The use of phylogenetic reconstruction for the testing of comparative hypotheses is a recent development in the fields of plant physiology and developmental biology. In this review, several uses of phylogenetic information are discussed, including (1) the use of phylogenetic trees for choosing experimental systems, (2) justifying the statistical independence of compared taxonomic groups, (3) identifying evolutionary direction using outgroup analysis, and (4) studying the evolutionary tempo of physiological and developmental change. Difficulties are also discussed, especially with respect to (1) mapping continuous, physiological traits onto the discrete, binary structure of phylogenetic trees, (2) constructing trees from traits that are independent of the physiological and developmental characters being mapped, and (3) respecting the statistical nature of phylogenetic trees. The bulk of the review is devoted to several examples from the literature that illustrate the power of a phylogenetic perspective in comparative studies. Reviewed examples include (1) elucidation of a novel pyrophosphate- dependent phosphofructokinase in the glycolytic pathway of phosphate- stressed plants in the Brassicaceae, (2) evolutionary pattern in the origins of polyploid endosper in angiosperm, (3) adaptive radiation of Hawaiian Island plants into dry habitats, and (4) evolutionary pattern in the origins of C4 photosynthesis. The fields of systematics, comparative physiology, and developmental biology will continue to merge as their common reliance on phylogenetic perspective increases.
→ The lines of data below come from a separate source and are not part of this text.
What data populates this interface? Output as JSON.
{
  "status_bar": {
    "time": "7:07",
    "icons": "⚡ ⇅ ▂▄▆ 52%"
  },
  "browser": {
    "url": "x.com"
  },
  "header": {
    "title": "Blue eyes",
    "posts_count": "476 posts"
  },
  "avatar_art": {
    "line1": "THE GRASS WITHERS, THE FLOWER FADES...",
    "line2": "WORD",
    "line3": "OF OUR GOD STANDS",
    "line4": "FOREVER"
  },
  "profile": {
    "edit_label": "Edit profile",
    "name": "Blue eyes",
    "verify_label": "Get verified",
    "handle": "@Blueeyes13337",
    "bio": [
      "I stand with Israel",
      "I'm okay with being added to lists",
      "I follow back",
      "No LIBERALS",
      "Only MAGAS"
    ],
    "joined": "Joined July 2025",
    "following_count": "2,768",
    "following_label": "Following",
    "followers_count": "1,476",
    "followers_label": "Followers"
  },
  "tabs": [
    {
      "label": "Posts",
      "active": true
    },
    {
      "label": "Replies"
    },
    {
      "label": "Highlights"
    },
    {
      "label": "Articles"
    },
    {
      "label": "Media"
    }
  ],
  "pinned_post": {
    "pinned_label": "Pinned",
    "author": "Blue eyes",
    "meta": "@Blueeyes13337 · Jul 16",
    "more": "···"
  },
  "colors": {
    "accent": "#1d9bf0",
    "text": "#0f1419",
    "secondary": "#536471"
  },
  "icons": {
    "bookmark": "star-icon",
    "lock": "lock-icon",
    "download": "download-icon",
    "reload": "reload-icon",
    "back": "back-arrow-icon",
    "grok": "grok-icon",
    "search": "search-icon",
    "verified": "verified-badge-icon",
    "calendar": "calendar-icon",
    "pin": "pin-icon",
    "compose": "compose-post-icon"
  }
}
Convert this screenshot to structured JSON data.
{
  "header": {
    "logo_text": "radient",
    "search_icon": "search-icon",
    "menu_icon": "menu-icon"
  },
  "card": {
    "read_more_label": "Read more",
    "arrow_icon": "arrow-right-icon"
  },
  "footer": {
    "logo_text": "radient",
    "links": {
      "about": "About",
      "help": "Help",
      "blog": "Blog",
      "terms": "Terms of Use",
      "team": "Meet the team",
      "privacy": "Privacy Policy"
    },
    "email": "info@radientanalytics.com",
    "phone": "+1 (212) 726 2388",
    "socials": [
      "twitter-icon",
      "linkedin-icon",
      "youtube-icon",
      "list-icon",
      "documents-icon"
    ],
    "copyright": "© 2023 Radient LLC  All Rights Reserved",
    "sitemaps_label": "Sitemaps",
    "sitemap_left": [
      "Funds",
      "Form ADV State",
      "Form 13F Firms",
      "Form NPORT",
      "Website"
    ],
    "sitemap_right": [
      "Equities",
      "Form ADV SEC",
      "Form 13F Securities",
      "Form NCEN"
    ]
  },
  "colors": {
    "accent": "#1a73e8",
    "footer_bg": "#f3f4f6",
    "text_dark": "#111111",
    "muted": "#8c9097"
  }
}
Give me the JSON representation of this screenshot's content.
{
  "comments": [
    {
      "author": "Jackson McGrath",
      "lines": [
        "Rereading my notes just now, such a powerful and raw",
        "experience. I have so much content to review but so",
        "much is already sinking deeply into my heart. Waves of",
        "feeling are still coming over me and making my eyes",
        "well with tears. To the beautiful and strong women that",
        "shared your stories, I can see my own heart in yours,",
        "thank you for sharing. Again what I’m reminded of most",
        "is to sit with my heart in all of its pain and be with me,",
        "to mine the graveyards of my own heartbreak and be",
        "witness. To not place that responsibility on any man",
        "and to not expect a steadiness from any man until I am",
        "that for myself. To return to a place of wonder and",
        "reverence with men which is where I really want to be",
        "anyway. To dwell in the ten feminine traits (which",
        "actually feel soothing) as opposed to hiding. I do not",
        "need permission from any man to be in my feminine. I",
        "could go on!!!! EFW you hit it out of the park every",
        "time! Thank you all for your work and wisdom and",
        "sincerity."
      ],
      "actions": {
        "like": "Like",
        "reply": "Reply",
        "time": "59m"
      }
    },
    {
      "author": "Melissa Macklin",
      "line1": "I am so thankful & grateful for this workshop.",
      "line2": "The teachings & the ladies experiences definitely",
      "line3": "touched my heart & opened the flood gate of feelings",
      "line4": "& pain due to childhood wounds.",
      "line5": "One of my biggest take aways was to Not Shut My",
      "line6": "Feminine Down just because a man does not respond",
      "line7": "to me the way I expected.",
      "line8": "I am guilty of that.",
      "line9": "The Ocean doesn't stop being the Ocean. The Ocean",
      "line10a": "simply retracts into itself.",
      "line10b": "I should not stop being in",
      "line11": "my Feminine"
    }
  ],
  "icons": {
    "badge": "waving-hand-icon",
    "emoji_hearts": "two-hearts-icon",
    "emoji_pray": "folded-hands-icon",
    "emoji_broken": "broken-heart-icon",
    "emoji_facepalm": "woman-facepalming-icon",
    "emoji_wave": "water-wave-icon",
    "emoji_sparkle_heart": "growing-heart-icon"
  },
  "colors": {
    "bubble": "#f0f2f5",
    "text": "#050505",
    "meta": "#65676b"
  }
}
ASJC Scopus subject areas
- Ecology, Evolution, Behavior and Systematics
- Plant Science